This is an odd little movie about an odd little man. Directed by Rodrigo García (Mother and Child) and based on a story by George Moore, the film portrays life in a late-19th-century Dublin hotel from the vantages of multiple characters of different classes, but never seems to decide what it wants to say. The odd thing about Albert Nobbs, of course, is that he’s a woman.
Glenn Close has received a Best Actress Oscar nomination for her performance as a servant with a secret. To the establishment’s guests and to “his” fellow employees, Nobbs appears a paragon of dedication and discretion. He’s mastered the art of standing in the shadows, seeing everything and saying nothing, materializing only when needed.
No one suspects the strange, sad truth. That corseted beneath the black suit and starched collars is a frightened member of the female sex who was traumatized by an assault during her youth and, determined never again to be a victim of male domination, decided to masquerade as a man.
There’s a deeply tragic story of self-denial at the heart of Albert Nobbs. But, unfortunately, the film’s script — adapted by Close, Gabriella Prekop and Irish novelist John Banville — and the star’s performance fail to bring it into focus. The screenplay is too busy showing us too little of the lives of too many secondary players. Meanwhile, Close’s turn in the title role is a showy collection of stylized quirks and mannerisms that all but screams, “Look at me!” It’s the sort of acting to which the Academy traditionally is drawn; the sort that never seems like anything but acting.
Close can’t, for example, stop herself from teetering into the Chaplinesque. Wearing a bowler hat, carrying an umbrella and walking stiffly through the city streets, she gives a comic edge to a character for whom nothing about life is funny.
The story eventually splits onto two tracks, one of which serves the film far more effectively than the other. Terrified of being found out, Nobbs is taken aback when asked to share his room for a night with a worker painting the hotel. The laborer is a lanky, likable bruiser named Hubert Page. Given that British actress Janet McTeer has been nominated for an Oscar for her performance in this role, it can hardly be considered a spoiler to note that he, too, (what are the odds?) is a woman. The difference is that Hubert has used the ruse to embrace life rather than hide from it: He even has a doting wife waiting at home. McTeer totally steals the show.
Inspired by Page, Nobbs makes the fateful decision to realize his lifelong dream of owning a tobacco shop and running it with a wife. What follows is a convoluted soap opera of a final act into which the film’s creators toss everything but the kitchen sink. The plot developments with which we contend include the waiter striking up a bafflingly delusional courtship with a mercenary young chambermaid (Mia Wasikowska); the young woman simultaneously courting the hotel’s handyman (Aaron Johnson); an unwanted pregnancy; a threat to the hotel’s survival; an unexpected death; even a countrywide attack of typhoid fever for good measure.
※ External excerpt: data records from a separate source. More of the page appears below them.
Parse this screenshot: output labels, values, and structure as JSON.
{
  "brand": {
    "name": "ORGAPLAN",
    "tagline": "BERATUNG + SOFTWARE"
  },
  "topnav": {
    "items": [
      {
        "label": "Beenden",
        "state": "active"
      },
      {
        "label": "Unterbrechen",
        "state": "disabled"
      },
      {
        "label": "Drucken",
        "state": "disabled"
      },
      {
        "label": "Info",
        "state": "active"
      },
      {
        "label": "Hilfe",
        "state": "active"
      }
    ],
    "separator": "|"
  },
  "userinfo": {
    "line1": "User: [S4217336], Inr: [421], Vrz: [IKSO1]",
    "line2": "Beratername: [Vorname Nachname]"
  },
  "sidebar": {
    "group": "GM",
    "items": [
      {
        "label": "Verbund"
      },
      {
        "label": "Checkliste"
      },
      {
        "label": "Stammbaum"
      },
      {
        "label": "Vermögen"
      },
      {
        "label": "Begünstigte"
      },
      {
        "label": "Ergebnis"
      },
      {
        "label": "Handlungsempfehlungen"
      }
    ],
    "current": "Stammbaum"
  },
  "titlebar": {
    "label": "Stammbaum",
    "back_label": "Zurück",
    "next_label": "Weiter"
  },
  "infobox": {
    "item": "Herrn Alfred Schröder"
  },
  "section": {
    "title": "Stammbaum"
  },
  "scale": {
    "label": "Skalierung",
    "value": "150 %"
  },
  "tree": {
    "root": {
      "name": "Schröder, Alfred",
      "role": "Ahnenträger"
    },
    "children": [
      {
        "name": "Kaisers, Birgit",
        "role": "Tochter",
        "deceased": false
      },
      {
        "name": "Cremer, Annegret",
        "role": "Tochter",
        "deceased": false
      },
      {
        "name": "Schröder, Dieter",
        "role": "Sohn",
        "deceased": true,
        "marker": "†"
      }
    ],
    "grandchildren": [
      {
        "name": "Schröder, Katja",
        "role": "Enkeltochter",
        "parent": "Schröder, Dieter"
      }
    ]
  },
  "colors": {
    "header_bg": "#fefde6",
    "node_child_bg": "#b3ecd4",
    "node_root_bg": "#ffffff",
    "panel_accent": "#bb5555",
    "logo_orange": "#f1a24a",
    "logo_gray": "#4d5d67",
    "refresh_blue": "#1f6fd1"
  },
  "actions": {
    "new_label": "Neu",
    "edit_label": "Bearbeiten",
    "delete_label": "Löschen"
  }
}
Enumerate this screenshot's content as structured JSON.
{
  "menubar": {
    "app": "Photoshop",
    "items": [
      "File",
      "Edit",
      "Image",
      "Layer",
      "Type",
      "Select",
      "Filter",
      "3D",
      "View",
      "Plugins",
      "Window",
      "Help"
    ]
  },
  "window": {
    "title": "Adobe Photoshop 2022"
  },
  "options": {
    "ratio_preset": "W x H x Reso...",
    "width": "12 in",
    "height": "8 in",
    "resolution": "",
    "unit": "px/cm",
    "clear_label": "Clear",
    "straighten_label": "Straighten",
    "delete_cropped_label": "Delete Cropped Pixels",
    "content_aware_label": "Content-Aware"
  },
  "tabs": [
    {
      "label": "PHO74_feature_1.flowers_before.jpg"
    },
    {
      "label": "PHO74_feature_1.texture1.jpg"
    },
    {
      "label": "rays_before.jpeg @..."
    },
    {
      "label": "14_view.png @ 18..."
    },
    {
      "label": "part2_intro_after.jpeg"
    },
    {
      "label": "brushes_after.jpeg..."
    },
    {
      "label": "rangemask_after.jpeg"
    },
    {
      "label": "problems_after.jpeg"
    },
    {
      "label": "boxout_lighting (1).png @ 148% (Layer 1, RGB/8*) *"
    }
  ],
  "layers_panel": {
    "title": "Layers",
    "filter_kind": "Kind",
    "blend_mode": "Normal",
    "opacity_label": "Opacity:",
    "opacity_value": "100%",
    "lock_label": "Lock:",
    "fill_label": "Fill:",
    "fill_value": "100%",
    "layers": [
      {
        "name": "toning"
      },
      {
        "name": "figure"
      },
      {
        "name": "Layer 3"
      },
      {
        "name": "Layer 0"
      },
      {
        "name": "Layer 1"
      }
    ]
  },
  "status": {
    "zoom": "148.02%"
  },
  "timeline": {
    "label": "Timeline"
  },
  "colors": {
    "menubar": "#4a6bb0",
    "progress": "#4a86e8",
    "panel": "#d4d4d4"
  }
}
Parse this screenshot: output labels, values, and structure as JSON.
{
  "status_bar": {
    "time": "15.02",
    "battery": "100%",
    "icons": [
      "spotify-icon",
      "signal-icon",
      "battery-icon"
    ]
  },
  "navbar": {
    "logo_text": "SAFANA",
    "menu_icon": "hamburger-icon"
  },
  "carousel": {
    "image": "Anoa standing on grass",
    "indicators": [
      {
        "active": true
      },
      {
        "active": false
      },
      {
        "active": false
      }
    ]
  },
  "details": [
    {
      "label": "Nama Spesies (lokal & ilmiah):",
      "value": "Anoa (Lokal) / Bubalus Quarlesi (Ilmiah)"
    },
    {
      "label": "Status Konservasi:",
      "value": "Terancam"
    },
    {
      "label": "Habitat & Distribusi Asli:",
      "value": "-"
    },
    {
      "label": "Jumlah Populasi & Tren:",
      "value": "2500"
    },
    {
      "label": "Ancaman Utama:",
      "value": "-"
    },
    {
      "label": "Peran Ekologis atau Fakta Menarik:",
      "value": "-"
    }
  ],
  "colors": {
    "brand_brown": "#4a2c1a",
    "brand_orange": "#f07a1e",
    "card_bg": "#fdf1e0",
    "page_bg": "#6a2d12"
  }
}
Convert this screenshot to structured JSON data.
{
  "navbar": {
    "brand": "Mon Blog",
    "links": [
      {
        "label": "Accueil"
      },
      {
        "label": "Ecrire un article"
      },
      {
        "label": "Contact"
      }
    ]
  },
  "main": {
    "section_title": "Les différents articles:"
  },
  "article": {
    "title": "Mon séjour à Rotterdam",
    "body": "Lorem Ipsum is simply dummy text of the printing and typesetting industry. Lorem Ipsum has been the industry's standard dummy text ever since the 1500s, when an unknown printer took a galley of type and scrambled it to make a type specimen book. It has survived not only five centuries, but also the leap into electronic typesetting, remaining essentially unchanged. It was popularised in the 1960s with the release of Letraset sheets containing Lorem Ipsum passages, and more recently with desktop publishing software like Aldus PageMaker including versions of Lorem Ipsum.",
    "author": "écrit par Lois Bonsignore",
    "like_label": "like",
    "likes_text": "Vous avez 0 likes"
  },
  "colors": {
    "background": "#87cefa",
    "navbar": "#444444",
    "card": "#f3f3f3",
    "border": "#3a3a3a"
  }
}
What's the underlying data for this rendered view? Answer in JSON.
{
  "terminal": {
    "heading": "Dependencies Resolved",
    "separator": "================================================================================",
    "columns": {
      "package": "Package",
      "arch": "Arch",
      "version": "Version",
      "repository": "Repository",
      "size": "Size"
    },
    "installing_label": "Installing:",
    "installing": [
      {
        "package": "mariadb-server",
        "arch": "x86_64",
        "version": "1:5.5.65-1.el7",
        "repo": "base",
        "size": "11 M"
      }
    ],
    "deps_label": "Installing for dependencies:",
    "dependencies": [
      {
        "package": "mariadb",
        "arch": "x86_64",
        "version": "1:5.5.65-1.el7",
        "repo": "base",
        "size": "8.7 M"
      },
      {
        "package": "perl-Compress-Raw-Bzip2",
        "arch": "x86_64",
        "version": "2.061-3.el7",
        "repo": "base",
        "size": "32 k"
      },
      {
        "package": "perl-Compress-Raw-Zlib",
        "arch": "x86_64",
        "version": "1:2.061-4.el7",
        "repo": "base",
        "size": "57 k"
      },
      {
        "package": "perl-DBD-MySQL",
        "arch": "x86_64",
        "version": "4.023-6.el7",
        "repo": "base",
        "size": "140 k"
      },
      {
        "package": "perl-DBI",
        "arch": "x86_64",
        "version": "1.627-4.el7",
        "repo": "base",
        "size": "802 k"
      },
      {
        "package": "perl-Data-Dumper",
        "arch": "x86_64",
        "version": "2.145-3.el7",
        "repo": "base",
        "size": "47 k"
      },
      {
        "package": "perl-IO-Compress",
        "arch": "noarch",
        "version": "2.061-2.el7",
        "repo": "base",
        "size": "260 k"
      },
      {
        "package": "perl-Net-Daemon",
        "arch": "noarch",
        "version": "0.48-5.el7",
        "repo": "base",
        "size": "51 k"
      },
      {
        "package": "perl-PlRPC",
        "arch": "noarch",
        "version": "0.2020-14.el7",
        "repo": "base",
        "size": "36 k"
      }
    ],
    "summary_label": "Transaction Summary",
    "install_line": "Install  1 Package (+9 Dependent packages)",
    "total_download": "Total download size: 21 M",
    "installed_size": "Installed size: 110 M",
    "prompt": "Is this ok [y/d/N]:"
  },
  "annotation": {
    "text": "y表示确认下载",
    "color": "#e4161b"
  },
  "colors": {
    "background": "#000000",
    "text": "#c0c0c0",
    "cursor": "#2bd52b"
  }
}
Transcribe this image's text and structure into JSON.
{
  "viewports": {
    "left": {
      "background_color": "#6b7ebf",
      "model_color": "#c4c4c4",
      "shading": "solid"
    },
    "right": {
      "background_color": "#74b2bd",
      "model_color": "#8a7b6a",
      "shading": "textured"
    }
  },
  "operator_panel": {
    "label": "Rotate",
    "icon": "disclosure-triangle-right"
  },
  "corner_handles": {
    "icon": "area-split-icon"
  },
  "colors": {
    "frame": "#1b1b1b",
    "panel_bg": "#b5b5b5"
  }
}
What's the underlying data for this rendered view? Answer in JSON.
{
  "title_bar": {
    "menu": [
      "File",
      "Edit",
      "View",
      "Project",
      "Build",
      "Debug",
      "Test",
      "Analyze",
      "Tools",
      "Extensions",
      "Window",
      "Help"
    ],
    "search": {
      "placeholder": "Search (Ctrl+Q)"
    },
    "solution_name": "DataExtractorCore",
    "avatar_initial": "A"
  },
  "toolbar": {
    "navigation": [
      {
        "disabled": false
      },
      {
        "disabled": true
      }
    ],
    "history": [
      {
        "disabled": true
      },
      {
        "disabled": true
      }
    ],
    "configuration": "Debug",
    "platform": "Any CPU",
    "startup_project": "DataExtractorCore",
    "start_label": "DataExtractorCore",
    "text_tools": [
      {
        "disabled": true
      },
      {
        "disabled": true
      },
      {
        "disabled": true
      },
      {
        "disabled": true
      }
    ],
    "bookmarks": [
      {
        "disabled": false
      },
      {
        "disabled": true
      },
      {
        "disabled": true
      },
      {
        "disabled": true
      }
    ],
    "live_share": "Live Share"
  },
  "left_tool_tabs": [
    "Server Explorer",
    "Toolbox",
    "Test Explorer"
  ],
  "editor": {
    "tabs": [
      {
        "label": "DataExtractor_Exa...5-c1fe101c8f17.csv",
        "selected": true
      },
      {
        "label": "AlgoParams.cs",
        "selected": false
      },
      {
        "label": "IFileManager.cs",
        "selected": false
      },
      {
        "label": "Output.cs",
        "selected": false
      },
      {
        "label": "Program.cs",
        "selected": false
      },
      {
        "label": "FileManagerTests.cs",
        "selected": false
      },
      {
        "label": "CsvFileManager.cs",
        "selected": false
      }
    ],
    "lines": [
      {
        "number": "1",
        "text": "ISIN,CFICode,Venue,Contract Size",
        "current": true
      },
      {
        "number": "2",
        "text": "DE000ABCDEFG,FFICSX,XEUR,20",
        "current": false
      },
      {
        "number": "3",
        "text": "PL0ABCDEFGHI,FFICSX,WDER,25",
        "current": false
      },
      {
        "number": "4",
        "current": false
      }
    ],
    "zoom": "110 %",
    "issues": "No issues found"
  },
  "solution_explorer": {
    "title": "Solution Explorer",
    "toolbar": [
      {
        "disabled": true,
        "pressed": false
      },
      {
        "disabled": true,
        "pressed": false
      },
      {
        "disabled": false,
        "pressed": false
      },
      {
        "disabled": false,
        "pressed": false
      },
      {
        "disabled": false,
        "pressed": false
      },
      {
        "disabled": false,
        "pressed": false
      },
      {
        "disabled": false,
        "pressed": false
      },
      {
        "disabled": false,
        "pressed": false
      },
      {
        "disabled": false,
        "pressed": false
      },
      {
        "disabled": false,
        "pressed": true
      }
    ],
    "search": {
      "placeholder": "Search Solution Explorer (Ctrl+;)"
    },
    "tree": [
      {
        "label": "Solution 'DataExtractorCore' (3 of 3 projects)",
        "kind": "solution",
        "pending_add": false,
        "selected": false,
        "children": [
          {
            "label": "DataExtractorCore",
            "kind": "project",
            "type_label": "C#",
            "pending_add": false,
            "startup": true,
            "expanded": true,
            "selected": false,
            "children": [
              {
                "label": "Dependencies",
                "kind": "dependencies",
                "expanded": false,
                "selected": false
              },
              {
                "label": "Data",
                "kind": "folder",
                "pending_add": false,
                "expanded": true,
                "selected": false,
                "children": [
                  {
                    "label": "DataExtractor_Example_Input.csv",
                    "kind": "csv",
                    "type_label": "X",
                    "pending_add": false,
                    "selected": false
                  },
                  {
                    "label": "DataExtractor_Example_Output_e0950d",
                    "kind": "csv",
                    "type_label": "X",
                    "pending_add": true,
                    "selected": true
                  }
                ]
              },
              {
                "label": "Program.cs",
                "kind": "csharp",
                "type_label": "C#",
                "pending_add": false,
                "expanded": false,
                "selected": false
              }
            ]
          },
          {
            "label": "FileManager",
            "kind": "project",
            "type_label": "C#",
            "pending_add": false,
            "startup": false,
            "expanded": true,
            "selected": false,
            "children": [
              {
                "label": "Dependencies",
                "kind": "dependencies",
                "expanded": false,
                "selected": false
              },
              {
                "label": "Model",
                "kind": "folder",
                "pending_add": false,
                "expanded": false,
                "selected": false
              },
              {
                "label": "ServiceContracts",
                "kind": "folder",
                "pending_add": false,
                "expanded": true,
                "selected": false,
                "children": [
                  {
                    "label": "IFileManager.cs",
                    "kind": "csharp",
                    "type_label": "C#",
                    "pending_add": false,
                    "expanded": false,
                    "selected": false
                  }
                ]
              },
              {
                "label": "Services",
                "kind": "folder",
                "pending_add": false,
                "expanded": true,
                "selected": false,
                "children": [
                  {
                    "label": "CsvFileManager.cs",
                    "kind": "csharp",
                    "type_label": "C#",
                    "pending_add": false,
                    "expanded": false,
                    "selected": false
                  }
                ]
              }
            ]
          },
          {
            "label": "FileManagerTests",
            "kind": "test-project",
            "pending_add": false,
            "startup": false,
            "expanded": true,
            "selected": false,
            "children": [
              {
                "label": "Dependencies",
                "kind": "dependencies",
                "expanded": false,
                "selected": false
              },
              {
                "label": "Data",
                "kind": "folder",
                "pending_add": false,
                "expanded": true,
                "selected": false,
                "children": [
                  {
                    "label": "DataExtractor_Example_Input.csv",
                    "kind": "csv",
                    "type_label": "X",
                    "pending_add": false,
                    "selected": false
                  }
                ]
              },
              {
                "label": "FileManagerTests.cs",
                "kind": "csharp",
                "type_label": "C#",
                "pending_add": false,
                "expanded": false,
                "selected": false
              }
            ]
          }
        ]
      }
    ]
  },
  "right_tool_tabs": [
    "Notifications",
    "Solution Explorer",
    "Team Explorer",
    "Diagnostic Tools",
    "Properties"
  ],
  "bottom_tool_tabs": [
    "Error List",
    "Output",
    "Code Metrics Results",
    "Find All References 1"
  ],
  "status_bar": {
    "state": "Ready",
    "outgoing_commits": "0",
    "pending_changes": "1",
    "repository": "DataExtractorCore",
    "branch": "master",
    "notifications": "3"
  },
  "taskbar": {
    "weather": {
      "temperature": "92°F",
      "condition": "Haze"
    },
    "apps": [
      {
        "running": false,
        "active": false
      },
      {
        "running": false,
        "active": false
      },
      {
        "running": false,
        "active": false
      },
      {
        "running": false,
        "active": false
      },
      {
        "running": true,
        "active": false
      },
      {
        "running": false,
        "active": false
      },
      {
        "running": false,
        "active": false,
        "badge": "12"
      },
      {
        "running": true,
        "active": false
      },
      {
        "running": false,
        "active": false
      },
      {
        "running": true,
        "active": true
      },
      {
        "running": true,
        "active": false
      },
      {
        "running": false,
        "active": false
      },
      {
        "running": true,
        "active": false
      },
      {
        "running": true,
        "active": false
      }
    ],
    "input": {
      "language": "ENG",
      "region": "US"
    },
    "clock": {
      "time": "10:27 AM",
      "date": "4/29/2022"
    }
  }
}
The great Irish actor Brendan Gleeson has a small part as the hotel’s hard-drinking house doctor, and he speaks one of the movie’s final lines: “What makes people live such miserable lives?” This is, after all, the film’s central question. Nearly two hours after meeting Albert Nobbs, I couldn’t shake the feeling that, in his case, the people who brought this story to the screen didn’t just neglect to tell us; they probably never knew.